Copy the lines below that contain "true".

=== Data ===

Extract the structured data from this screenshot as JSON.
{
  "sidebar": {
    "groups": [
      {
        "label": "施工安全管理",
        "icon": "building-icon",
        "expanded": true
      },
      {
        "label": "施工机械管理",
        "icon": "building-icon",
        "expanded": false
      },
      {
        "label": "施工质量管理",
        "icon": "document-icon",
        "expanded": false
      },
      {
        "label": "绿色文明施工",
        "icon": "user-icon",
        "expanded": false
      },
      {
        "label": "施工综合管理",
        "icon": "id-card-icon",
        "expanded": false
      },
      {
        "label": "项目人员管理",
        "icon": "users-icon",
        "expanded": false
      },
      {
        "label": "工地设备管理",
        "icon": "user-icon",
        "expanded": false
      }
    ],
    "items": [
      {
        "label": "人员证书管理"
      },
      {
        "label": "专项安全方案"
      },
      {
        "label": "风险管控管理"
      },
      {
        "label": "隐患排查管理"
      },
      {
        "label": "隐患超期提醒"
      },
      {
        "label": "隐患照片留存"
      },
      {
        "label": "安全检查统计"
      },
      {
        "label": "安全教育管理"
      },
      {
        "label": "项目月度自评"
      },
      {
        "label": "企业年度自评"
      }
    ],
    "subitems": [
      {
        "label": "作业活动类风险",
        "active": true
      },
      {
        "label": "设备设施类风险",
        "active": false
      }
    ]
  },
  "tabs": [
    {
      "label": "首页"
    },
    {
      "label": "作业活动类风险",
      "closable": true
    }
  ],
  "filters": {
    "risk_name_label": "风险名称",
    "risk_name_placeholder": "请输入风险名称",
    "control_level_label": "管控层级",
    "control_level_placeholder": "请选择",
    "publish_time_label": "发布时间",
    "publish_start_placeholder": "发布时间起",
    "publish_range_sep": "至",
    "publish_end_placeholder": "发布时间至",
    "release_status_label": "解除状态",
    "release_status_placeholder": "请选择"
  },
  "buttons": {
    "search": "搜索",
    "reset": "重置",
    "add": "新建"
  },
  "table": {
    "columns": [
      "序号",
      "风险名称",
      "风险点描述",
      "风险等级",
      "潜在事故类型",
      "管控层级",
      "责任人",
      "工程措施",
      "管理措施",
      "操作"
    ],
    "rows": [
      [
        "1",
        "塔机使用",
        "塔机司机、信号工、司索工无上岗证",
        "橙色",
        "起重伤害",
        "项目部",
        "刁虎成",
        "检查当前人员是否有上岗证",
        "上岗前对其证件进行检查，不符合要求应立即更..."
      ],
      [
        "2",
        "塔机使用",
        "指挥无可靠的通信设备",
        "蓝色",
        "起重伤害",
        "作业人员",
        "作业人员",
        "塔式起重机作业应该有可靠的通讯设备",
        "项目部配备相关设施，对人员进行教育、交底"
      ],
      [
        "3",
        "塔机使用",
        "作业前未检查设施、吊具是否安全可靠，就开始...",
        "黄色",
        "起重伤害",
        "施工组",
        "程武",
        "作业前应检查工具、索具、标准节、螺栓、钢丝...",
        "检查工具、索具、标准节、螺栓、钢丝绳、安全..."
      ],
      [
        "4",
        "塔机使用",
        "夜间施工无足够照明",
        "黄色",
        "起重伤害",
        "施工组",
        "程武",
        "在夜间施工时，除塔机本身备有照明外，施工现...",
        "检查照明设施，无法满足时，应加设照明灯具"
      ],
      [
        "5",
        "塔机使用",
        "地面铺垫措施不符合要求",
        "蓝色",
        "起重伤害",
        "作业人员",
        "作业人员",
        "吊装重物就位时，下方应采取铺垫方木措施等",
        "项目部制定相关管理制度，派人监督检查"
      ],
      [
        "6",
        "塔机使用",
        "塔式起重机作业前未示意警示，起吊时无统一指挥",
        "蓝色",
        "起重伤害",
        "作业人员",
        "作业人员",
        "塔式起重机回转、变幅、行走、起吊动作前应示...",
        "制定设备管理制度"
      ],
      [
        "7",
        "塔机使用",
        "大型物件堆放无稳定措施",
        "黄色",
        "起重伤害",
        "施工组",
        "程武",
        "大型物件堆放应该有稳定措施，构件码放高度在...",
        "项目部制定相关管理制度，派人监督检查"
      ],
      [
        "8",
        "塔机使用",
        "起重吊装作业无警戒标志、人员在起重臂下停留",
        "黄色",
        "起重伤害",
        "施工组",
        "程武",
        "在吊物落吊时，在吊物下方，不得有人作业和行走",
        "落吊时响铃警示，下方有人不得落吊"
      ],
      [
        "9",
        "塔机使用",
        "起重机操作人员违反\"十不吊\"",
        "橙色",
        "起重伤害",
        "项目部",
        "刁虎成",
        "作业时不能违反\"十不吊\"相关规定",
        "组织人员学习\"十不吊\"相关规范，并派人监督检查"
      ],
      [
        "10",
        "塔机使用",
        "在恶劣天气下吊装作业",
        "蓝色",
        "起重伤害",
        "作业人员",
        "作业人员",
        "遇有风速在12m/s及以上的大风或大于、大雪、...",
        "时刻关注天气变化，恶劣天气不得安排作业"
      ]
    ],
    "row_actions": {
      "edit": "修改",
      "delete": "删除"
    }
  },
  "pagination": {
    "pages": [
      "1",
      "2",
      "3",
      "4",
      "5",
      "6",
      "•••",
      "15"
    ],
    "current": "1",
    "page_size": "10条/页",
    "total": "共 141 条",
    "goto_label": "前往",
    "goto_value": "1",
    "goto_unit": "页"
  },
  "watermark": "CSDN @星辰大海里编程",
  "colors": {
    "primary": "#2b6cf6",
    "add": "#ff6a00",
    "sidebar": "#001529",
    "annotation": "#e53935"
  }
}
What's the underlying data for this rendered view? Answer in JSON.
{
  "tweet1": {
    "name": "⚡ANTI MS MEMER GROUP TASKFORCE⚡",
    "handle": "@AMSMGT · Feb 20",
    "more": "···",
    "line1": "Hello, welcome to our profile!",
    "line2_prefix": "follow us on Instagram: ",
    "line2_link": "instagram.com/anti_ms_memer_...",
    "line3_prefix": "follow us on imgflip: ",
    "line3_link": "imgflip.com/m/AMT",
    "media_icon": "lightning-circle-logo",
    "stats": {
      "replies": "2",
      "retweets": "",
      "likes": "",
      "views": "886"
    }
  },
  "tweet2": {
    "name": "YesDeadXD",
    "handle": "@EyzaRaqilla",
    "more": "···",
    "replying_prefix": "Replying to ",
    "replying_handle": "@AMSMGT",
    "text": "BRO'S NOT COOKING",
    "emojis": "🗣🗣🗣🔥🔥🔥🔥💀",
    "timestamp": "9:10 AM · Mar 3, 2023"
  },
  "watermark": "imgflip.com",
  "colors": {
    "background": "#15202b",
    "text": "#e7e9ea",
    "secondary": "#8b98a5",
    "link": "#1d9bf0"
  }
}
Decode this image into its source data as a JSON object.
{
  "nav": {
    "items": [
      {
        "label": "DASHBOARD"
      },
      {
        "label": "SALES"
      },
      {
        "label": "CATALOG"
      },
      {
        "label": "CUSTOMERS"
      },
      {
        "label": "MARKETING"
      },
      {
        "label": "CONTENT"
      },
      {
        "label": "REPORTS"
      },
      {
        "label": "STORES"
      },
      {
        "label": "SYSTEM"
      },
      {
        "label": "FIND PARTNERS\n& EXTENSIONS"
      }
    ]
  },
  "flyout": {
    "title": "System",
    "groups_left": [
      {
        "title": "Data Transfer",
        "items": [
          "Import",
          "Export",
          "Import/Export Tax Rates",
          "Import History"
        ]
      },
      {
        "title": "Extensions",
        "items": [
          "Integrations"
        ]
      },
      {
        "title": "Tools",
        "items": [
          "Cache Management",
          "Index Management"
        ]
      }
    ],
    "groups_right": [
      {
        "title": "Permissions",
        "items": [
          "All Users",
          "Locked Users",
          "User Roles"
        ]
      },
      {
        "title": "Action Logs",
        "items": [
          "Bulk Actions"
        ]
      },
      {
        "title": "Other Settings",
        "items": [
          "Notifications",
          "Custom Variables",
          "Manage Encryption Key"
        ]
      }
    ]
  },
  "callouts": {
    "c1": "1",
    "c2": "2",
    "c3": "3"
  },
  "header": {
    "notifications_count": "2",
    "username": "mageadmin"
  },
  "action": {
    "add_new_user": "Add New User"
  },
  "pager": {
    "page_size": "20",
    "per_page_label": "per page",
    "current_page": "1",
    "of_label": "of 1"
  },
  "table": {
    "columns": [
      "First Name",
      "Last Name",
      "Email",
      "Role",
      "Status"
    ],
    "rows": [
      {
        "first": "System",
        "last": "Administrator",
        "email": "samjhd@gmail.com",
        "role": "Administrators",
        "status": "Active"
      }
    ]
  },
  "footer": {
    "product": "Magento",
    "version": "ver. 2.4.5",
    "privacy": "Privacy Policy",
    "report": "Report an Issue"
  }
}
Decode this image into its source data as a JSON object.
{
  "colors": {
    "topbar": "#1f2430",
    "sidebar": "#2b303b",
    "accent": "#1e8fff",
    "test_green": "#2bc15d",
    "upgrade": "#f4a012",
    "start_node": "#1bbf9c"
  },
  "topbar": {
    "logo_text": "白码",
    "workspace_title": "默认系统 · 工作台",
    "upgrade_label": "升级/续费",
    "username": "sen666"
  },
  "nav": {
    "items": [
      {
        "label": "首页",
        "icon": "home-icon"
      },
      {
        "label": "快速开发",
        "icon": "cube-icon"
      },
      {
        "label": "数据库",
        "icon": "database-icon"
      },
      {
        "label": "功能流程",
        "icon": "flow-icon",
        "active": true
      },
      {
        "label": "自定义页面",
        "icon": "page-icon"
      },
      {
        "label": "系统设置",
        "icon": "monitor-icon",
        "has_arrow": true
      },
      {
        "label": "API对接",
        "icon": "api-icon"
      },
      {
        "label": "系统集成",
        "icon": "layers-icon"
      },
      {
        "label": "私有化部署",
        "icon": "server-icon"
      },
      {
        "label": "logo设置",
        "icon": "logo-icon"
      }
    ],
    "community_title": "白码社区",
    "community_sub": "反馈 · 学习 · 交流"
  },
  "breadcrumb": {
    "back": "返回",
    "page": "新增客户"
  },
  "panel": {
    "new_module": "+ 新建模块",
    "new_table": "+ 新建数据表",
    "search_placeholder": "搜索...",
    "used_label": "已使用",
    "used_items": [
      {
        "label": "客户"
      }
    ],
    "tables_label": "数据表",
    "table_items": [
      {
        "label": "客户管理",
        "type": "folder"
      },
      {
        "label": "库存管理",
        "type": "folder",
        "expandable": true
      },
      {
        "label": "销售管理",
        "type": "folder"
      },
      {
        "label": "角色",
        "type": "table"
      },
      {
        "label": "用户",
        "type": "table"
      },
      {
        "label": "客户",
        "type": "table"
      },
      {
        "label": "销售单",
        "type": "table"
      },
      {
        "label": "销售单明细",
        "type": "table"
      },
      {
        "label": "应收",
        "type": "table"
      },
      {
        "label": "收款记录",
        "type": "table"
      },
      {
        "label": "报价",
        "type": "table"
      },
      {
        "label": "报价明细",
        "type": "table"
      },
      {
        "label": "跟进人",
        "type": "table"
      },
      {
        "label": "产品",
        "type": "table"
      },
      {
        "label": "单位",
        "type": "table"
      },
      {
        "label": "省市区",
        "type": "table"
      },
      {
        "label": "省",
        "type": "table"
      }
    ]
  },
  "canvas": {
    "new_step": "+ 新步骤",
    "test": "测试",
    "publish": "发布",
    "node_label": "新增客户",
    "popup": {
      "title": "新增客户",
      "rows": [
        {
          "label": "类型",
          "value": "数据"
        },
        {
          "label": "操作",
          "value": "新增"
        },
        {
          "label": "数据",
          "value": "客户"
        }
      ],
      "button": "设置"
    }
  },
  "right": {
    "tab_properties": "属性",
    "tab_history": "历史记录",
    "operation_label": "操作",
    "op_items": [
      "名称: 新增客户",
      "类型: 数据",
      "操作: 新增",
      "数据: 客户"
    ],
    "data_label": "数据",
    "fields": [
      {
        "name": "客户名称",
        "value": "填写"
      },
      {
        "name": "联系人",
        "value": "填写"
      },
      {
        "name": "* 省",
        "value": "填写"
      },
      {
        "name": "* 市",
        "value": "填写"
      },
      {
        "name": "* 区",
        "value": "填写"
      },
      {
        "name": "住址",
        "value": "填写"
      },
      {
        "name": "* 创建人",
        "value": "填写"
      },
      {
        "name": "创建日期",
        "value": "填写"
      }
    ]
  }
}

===

> Task answer
        "expanded": true
        "active": true
      "closable": true
        "active": true
        "has_arrow": true
        "expandable": true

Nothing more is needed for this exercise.